A magnitude seven earthquake has struck the southern Philippines but there were no immediate reports of damage and a tsunami warning was not issued, the earthquake hit about 310 kilometres (193 miles) southeast of Davao city on the main southern island of Mindanao at 8:23pm (12:23 GMT), according to the US Geological Survey (USGS).
Residents in the town of Jose Abad Santos, near the southern tip of the island, lost electricity for about 15 minutes after the earthquake shook the region but there was no damage, police chief Captain Glabynarry Murillo told the AFP news agency. “From our vantage point at the police station, we saw many residents rushing outside,” said Murillo. “We also rushed outside because the police station is a three-storey building.” The Philippine Institute of Volcanology and Seismology warned of aftershocks. “It was felt extensively because it’s a major earthquake but it’s deep so it won’t be damaging to the infrastructure because it’s considerably far [from the island],” Renato Solidum, director of the institute, told the DZBB radio station.
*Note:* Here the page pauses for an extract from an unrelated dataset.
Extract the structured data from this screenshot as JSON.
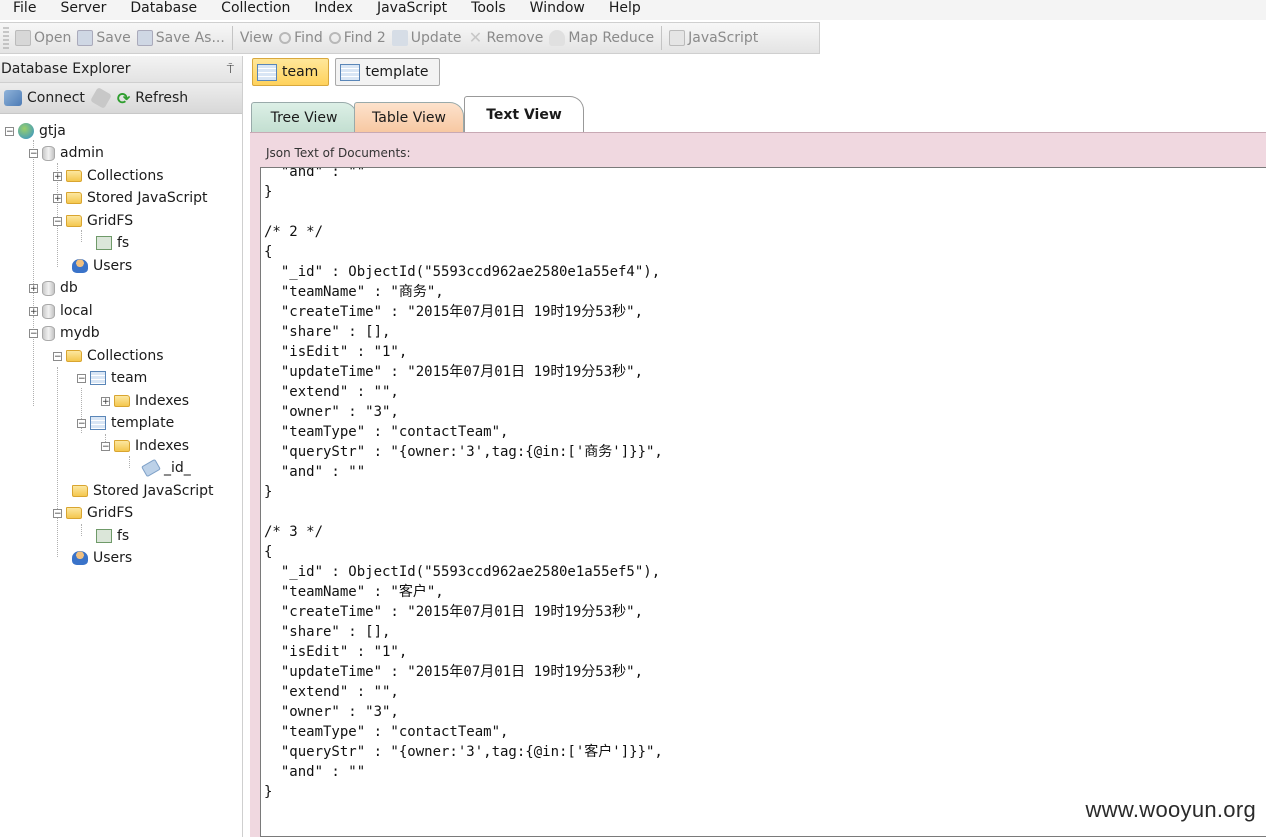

The earthquake was felt on the northern Indonesian island of Sangihe, but similarly, there were no injuries or damage reported. “Here in Sangihe capital, Tahuna, people were panicking for a while and they fled home because the quake was quite long and strong,” Rivolius Pudihang, head of the disaster mitigation agency in Sangihe, North Sulawesi, told the AFP news agency. “But things have returned to normal and people have returned home.” In recent years, the southern Davao region has been battered by powerful earthquakes set off by local fault lines. The Philippines lies along the Pacific “Ring of Fire”, an arc of faults around the Pacific Ocean where most of the world’s earthquakes occur.
It is also lashed by about 20 typhoons and tropical storms each year, making it one of the world’s most disaster-prone countries, a magnitude 7.7 earthquake killed nearly 2,000 people in the northern Philippines in 1990.